Hmm.. I like being in newspapers. Sign me up! We’ll worry about the dress part later…
So, two things had to happen here. There had to be something in it for me (this surprised me when I realised it, looking back..), and the main thing was: I had to be asked. Such a tiny action, that turned into something I certainly didn’t see coming: thanks to your help, my dress campaign (not to mention the aforementioneds!) has raised $7500 over three years – 27 girls we’ve sent back to school…. just because she asked. If Chantelle never had’ve asked, I probably would never have done anything. “Keep up the great work, guys!” and that’d be it. But instead, a domino was flicked, and influence was spread.
So, from all of this, I guess.. thank you to everyone who has supported DIIAD over these years. Thank you for changing lives.
Thank you, Chantelle and Dave, for giving so many people an opportunity to make a difference.
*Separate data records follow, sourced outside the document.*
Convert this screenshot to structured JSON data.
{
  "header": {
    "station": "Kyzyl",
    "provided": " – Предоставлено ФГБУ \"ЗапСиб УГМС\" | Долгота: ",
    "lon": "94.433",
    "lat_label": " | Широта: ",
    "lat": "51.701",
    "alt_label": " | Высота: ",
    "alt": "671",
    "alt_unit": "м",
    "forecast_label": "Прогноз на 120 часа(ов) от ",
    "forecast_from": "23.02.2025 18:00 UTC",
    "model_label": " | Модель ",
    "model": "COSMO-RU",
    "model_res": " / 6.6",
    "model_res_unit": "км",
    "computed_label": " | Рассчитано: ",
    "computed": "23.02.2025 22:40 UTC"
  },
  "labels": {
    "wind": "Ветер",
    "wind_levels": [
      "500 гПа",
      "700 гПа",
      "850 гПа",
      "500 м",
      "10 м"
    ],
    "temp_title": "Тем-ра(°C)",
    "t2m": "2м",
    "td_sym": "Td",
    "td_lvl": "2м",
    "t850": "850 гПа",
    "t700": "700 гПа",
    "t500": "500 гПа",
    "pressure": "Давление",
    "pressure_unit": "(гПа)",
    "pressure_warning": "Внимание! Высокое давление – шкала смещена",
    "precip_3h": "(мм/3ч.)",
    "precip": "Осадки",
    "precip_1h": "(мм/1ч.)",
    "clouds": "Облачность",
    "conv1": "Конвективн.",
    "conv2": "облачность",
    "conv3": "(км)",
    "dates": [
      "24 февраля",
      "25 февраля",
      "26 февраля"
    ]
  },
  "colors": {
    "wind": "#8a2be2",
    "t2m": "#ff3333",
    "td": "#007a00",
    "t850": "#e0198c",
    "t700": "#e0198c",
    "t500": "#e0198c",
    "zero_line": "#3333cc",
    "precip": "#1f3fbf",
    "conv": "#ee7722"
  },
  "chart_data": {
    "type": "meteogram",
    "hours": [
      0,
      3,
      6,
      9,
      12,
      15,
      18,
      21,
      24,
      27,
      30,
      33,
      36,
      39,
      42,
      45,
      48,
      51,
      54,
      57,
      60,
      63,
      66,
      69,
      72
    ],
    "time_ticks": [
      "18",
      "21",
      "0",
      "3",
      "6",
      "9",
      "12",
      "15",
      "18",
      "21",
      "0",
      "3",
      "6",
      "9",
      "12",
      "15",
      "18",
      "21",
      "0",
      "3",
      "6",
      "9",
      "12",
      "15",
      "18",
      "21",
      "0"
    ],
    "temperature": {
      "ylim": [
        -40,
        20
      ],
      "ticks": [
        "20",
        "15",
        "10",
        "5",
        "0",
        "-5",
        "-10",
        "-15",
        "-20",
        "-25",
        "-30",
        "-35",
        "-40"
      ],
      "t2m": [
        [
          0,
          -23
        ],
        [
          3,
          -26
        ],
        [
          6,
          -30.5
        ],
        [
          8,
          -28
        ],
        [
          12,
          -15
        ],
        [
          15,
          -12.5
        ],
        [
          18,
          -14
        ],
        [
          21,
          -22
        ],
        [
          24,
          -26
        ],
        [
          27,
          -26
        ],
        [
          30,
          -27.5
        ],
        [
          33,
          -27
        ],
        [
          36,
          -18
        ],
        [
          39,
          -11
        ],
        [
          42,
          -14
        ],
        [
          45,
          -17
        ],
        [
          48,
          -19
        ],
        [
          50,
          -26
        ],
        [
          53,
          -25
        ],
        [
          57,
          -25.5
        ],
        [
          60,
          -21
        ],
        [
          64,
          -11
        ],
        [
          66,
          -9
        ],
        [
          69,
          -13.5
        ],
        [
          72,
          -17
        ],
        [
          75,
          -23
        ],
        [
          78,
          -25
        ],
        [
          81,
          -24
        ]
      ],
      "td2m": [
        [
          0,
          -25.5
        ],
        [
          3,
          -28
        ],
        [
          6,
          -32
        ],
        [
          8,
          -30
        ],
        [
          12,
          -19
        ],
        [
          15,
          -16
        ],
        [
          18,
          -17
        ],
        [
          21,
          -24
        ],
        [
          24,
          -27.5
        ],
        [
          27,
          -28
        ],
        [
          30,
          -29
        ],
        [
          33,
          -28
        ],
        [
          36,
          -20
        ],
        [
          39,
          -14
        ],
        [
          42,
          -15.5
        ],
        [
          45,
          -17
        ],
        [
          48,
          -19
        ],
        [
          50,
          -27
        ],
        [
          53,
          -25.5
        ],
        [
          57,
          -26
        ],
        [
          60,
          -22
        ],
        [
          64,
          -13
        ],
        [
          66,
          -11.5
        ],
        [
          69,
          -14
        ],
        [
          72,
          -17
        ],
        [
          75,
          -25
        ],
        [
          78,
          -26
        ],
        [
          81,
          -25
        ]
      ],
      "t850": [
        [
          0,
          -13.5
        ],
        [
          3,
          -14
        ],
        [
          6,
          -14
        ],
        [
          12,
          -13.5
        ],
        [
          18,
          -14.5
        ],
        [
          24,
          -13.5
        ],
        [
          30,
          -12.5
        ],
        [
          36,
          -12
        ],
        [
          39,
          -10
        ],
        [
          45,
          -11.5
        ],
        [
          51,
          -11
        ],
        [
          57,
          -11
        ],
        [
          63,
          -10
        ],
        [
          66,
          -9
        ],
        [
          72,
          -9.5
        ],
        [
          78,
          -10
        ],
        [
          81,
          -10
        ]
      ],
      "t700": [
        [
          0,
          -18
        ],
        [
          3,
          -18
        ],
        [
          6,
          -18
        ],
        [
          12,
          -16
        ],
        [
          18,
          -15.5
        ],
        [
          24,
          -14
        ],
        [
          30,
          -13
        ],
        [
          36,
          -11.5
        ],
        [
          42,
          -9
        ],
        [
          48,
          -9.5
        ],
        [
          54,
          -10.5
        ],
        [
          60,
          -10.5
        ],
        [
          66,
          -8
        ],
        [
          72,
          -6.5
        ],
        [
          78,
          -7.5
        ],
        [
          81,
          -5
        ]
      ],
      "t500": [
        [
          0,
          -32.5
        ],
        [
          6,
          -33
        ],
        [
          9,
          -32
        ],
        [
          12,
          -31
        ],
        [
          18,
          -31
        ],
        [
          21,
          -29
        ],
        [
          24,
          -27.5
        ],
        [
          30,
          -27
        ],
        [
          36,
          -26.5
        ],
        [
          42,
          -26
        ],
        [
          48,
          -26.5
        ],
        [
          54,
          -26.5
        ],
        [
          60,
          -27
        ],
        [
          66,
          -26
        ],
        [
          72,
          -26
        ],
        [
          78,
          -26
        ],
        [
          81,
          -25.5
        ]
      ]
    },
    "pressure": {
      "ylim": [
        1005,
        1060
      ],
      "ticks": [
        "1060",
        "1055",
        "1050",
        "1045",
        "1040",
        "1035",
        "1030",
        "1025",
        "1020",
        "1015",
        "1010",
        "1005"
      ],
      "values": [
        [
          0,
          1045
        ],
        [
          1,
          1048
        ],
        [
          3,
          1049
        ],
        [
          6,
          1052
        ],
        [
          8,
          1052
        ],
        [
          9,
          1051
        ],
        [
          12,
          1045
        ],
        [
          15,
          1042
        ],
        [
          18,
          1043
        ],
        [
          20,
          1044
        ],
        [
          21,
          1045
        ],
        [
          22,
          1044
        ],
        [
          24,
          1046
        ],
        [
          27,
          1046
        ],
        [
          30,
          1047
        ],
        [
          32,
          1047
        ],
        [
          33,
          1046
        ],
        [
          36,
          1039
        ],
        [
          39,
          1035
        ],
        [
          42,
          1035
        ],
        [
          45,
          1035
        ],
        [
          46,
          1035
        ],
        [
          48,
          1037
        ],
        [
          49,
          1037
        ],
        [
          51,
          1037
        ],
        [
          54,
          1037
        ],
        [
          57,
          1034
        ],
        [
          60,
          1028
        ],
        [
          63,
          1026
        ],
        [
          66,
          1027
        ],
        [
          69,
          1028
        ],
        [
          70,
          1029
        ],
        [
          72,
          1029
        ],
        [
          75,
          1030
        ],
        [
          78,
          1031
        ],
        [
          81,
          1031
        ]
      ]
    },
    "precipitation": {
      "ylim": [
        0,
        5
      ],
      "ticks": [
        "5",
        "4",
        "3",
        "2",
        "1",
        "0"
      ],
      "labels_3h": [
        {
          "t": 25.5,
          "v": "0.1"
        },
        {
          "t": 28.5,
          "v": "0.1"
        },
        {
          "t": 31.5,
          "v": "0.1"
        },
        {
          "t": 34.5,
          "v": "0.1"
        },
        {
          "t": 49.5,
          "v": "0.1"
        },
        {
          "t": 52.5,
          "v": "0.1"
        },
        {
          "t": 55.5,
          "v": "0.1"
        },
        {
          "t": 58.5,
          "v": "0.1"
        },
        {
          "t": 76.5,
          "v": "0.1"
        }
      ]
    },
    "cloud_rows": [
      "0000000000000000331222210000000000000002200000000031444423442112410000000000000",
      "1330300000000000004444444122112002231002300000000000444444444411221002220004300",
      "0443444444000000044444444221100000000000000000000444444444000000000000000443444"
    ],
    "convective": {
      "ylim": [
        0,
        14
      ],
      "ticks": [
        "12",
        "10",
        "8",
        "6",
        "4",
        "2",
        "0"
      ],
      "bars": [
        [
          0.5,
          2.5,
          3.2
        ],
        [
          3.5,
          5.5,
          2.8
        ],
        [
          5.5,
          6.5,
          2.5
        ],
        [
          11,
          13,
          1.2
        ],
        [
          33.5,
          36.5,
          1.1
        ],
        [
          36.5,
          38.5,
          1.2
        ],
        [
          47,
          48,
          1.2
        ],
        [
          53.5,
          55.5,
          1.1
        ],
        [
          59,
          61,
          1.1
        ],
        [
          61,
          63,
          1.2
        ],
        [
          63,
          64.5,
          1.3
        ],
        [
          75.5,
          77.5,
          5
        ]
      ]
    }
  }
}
.. But, still, I guess it does sort of make me wonder.. after considering how comfortable I was with just watching until someone took the tiniest action to ask me to get involved.. what other things could I have done, if only someone had’ve asked? What am I waiting now for someone to ask me to do..?
What are you not doing just because someone hasn’t asked?!